“My fear is that we’re too quiet,” said Dabrina Bet-Tamraz, an Iranian Christian whose father, mother and brother are imprisoned in Iran for Christian evangelism.
On Feb. 5, Family Research Council held a panel discussion on religious persecution in Iran called “Stories from Iran: Religious Freedom and the Secret Growth of the Underground Church.” Tamraz and fellow Iranian Christians Maryam Rostampour and Mariziyeh Amirizadeh shared firsthand about the persecution they endured for living out their faith in their home country.
Tamraz was arrested and detained in a men’s detention center in 2009. After being released, she fled to Switzerland where she is now appealing to the international community to help her family, as well as other Iranian Christians.
During that same year, Rostampour and Amirizadeh were both imprisoned for “promoting Christianity” and were detained for 259 days in Evin Prison in Tehran, where Tamraz’s brother is also held. Although they were sentenced to death, the women were cleared of all charges and released from custody after international intervention.
The three women’s stories are not unique. Open Doors USA ranks Iran as the ninth-worst country for Christian persecution, and neighboring Iraq comes in at No. 15.
In Washington, D.C., during last week’s National Prayer Breakfast sideline event on religious persecution, Loay Mikhael, head of foreign relations for the Chaldean Syriac Assyrian Popular Council, explained that the Christian community in Iraq has suffered extreme persecution at the hands of ISIS. He estimates that the Christian population now stands at just 250,000; it used to number 1.5 million.

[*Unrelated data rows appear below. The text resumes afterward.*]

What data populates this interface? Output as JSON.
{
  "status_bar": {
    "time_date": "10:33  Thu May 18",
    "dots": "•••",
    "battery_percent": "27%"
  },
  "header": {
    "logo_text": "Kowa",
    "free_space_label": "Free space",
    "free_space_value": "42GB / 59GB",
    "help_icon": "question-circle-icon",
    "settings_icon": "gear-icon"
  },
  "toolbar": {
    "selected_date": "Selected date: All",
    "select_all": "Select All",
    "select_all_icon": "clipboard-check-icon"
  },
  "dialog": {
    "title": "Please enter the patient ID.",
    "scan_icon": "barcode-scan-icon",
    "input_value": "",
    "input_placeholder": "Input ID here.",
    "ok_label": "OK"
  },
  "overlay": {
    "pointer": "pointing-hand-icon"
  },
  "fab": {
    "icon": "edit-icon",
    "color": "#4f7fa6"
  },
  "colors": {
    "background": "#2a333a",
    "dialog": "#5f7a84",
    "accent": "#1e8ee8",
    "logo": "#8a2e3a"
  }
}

Mikhael’s own family was forced to relocate due to persecution.
“We are all over the world,” he said, “not because of our choice, but because we were forced to flee. The challenge is tremendous.”
“Will there still be a Christian community here in Baghdad in 2050?” Father Nadheer Dako, parish priest of St. Joseph’s in Baghdad, asked The Telegraph.
That’s why Iraqi and Iranian Christians are asking the international community to step up to the plate.
“As people who came from a country where you cannot even sing for God with a loud voice … This freedom that you have in [the United States] is a precious gift,” said Rostampour. “But we also believe that you have to use this freedom. You can’t just leave your freedom and enjoy this freedom. We have to be a voice for those people who do not have this freedom.
“One day persecution may come to the free countries,” she added. “We might need help from that part of the world. So please stand up for your brothers and sisters and be their voice.”